[Items listed in a dataset]
━━━━━━━━━━━━━━━━━━━━━━━━━━━━━━
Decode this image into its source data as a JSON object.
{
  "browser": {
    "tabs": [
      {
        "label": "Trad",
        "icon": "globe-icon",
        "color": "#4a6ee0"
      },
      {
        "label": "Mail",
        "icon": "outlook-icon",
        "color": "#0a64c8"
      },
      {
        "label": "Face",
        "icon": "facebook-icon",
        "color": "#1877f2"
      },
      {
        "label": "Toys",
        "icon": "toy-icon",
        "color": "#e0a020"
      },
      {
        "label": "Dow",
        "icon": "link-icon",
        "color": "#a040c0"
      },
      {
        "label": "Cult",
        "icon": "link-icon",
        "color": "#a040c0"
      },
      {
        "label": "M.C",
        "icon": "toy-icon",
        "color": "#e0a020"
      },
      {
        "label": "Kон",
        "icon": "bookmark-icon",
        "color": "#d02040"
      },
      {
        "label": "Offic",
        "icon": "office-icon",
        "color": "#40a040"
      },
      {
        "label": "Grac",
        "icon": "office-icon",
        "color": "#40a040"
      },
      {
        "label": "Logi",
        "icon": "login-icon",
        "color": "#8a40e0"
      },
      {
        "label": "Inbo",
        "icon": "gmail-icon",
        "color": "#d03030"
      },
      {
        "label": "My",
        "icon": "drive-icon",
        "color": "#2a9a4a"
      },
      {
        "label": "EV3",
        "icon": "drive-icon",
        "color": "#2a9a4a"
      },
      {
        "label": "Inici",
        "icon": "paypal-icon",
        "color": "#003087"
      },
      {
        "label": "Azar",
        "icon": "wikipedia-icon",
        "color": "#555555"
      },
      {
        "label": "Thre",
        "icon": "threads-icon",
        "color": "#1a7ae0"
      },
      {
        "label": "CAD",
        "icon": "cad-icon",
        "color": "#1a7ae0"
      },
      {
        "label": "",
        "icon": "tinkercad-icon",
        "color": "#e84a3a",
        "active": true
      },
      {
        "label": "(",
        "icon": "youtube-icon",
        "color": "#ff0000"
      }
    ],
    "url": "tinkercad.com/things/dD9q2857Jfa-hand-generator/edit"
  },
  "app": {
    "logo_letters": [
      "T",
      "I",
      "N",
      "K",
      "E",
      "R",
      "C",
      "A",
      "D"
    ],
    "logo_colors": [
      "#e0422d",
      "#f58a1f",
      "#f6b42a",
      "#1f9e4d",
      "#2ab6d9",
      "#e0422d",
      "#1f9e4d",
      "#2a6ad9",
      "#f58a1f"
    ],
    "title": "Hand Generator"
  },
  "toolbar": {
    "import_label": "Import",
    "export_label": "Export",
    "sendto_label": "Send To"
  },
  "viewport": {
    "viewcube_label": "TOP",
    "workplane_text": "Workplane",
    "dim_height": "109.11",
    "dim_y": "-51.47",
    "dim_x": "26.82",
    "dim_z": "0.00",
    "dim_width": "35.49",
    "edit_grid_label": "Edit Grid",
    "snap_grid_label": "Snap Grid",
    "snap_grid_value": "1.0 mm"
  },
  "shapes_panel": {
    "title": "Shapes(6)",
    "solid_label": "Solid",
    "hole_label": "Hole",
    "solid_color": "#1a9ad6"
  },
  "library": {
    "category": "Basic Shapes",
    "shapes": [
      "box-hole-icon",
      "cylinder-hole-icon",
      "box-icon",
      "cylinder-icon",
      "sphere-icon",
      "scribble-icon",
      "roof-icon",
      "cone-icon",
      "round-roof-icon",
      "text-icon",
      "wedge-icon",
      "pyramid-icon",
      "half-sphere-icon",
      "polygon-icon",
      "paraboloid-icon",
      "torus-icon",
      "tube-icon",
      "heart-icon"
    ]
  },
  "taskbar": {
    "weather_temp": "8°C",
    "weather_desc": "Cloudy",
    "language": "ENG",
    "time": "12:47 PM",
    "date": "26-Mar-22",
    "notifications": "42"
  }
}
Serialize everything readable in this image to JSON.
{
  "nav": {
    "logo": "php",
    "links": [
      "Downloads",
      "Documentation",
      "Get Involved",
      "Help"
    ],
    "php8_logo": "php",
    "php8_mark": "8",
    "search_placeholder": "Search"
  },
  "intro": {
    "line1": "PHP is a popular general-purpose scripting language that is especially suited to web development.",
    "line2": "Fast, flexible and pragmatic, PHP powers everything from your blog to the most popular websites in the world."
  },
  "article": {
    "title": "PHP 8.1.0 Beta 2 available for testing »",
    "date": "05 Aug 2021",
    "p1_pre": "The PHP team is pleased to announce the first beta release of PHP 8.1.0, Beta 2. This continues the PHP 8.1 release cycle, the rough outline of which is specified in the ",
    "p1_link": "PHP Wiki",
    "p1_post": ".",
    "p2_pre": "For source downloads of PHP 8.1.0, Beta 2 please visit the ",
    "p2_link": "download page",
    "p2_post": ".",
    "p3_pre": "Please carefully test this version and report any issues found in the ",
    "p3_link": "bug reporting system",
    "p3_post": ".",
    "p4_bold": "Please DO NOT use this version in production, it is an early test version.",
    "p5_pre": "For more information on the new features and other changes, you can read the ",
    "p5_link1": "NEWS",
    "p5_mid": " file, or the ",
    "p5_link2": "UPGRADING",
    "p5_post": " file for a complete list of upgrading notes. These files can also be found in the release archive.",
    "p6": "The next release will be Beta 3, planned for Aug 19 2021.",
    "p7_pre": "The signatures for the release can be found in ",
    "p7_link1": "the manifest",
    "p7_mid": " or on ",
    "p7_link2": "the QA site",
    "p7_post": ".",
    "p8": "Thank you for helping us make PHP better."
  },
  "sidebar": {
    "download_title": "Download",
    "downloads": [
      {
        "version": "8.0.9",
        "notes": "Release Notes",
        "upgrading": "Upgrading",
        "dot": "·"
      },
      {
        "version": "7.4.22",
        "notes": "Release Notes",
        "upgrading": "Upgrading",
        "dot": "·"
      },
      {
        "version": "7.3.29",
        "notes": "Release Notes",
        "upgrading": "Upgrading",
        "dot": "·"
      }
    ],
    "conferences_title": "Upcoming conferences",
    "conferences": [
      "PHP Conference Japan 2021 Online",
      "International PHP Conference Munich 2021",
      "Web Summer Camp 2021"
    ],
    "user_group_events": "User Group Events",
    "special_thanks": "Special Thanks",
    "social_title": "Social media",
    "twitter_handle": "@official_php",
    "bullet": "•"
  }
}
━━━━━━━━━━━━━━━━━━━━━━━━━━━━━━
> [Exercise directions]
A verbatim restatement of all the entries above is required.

> [Exercise output]
Decode this image into its source data as a JSON object.
{
  "browser": {
    "tabs": [
      {
        "label": "Trad",
        "icon": "globe-icon",
        "color": "#4a6ee0"
      },
      {
        "label": "Mail",
        "icon": "outlook-icon",
        "color": "#0a64c8"
      },
      {
        "label": "Face",
        "icon": "facebook-icon",
        "color": "#1877f2"
      },
      {
        "label": "Toys",
        "icon": "toy-icon",
        "color": "#e0a020"
      },
      {
        "label": "Dow",
        "icon": "link-icon",
        "color": "#a040c0"
      },
      {
        "label": "Cult",
        "icon": "link-icon",
        "color": "#a040c0"
      },
      {
        "label": "M.C",
        "icon": "toy-icon",
        "color": "#e0a020"
      },
      {
        "label": "Kон",
        "icon": "bookmark-icon",
        "color": "#d02040"
      },
      {
        "label": "Offic",
        "icon": "office-icon",
        "color": "#40a040"
      },
      {
        "label": "Grac",
        "icon": "office-icon",
        "color": "#40a040"
      },
      {
        "label": "Logi",
        "icon": "login-icon",
        "color": "#8a40e0"
      },
      {
        "label": "Inbo",
        "icon": "gmail-icon",
        "color": "#d03030"
      },
      {
        "label": "My",
        "icon": "drive-icon",
        "color": "#2a9a4a"
      },
      {
        "label": "EV3",
        "icon": "drive-icon",
        "color": "#2a9a4a"
      },
      {
        "label": "Inici",
        "icon": "paypal-icon",
        "color": "#003087"
      },
      {
        "label": "Azar",
        "icon": "wikipedia-icon",
        "color": "#555555"
      },
      {
        "label": "Thre",
        "icon": "threads-icon",
        "color": "#1a7ae0"
      },
      {
        "label": "CAD",
        "icon": "cad-icon",
        "color": "#1a7ae0"
      },
      {
        "label": "",
        "icon": "tinkercad-icon",
        "color": "#e84a3a",
        "active": true
      },
      {
        "label": "(",
        "icon": "youtube-icon",
        "color": "#ff0000"
      }
    ],
    "url": "tinkercad.com/things/dD9q2857Jfa-hand-generator/edit"
  },
  "app": {
    "logo_letters": [
      "T",
      "I",
      "N",
      "K",
      "E",
      "R",
      "C",
      "A",
      "D"
    ],
    "logo_colors": [
      "#e0422d",
      "#f58a1f",
      "#f6b42a",
      "#1f9e4d",
      "#2ab6d9",
      "#e0422d",
      "#1f9e4d",
      "#2a6ad9",
      "#f58a1f"
    ],
    "title": "Hand Generator"
  },
  "toolbar": {
    "import_label": "Import",
    "export_label": "Export",
    "sendto_label": "Send To"
  },
  "viewport": {
    "viewcube_label": "TOP",
    "workplane_text": "Workplane",
    "dim_height": "109.11",
    "dim_y": "-51.47",
    "dim_x": "26.82",
    "dim_z": "0.00",
    "dim_width": "35.49",
    "edit_grid_label": "Edit Grid",
    "snap_grid_label": "Snap Grid",
    "snap_grid_value": "1.0 mm"
  },
  "shapes_panel": {
    "title": "Shapes(6)",
    "solid_label": "Solid",
    "hole_label": "Hole",
    "solid_color": "#1a9ad6"
  },
  "library": {
    "category": "Basic Shapes",
    "shapes": [
      "box-hole-icon",
      "cylinder-hole-icon",
      "box-icon",
      "cylinder-icon",
      "sphere-icon",
      "scribble-icon",
      "roof-icon",
      "cone-icon",
      "round-roof-icon",
      "text-icon",
      "wedge-icon",
      "pyramid-icon",
      "half-sphere-icon",
      "polygon-icon",
      "paraboloid-icon",
      "torus-icon",
      "tube-icon",
      "heart-icon"
    ]
  },
  "taskbar": {
    "weather_temp": "8°C",
    "weather_desc": "Cloudy",
    "language": "ENG",
    "time": "12:47 PM",
    "date": "26-Mar-22",
    "notifications": "42"
  }
}
Serialize everything readable in this image to JSON.
{
  "nav": {
    "logo": "php",
    "links": [
      "Downloads",
      "Documentation",
      "Get Involved",
      "Help"
    ],
    "php8_logo": "php",
    "php8_mark": "8",
    "search_placeholder": "Search"
  },
  "intro": {
    "line1": "PHP is a popular general-purpose scripting language that is especially suited to web development.",
    "line2": "Fast, flexible and pragmatic, PHP powers everything from your blog to the most popular websites in the world."
  },
  "article": {
    "title": "PHP 8.1.0 Beta 2 available for testing »",
    "date": "05 Aug 2021",
    "p1_pre": "The PHP team is pleased to announce the first beta release of PHP 8.1.0, Beta 2. This continues the PHP 8.1 release cycle, the rough outline of which is specified in the ",
    "p1_link": "PHP Wiki",
    "p1_post": ".",
    "p2_pre": "For source downloads of PHP 8.1.0, Beta 2 please visit the ",
    "p2_link": "download page",
    "p2_post": ".",
    "p3_pre": "Please carefully test this version and report any issues found in the ",
    "p3_link": "bug reporting system",
    "p3_post": ".",
    "p4_bold": "Please DO NOT use this version in production, it is an early test version.",
    "p5_pre": "For more information on the new features and other changes, you can read the ",
    "p5_link1": "NEWS",
    "p5_mid": " file, or the ",
    "p5_link2": "UPGRADING",
    "p5_post": " file for a complete list of upgrading notes. These files can also be found in the release archive.",
    "p6": "The next release will be Beta 3, planned for Aug 19 2021.",
    "p7_pre": "The signatures for the release can be found in ",
    "p7_link1": "the manifest",
    "p7_mid": " or on ",
    "p7_link2": "the QA site",
    "p7_post": ".",
    "p8": "Thank you for helping us make PHP better."
  },
  "sidebar": {
    "download_title": "Download",
    "downloads": [
      {
        "version": "8.0.9",
        "notes": "Release Notes",
        "upgrading": "Upgrading",
        "dot": "·"
      },
      {
        "version": "7.4.22",
        "notes": "Release Notes",
        "upgrading": "Upgrading",
        "dot": "·"
      },
      {
        "version": "7.3.29",
        "notes": "Release Notes",
        "upgrading": "Upgrading",
        "dot": "·"
      }
    ],
    "conferences_title": "Upcoming conferences",
    "conferences": [
      "PHP Conference Japan 2021 Online",
      "International PHP Conference Munich 2021",
      "Web Summer Camp 2021"
    ],
    "user_group_events": "User Group Events",
    "special_thanks": "Special Thanks",
    "social_title": "Social media",
    "twitter_handle": "@official_php",
    "bullet": "•"
  }
}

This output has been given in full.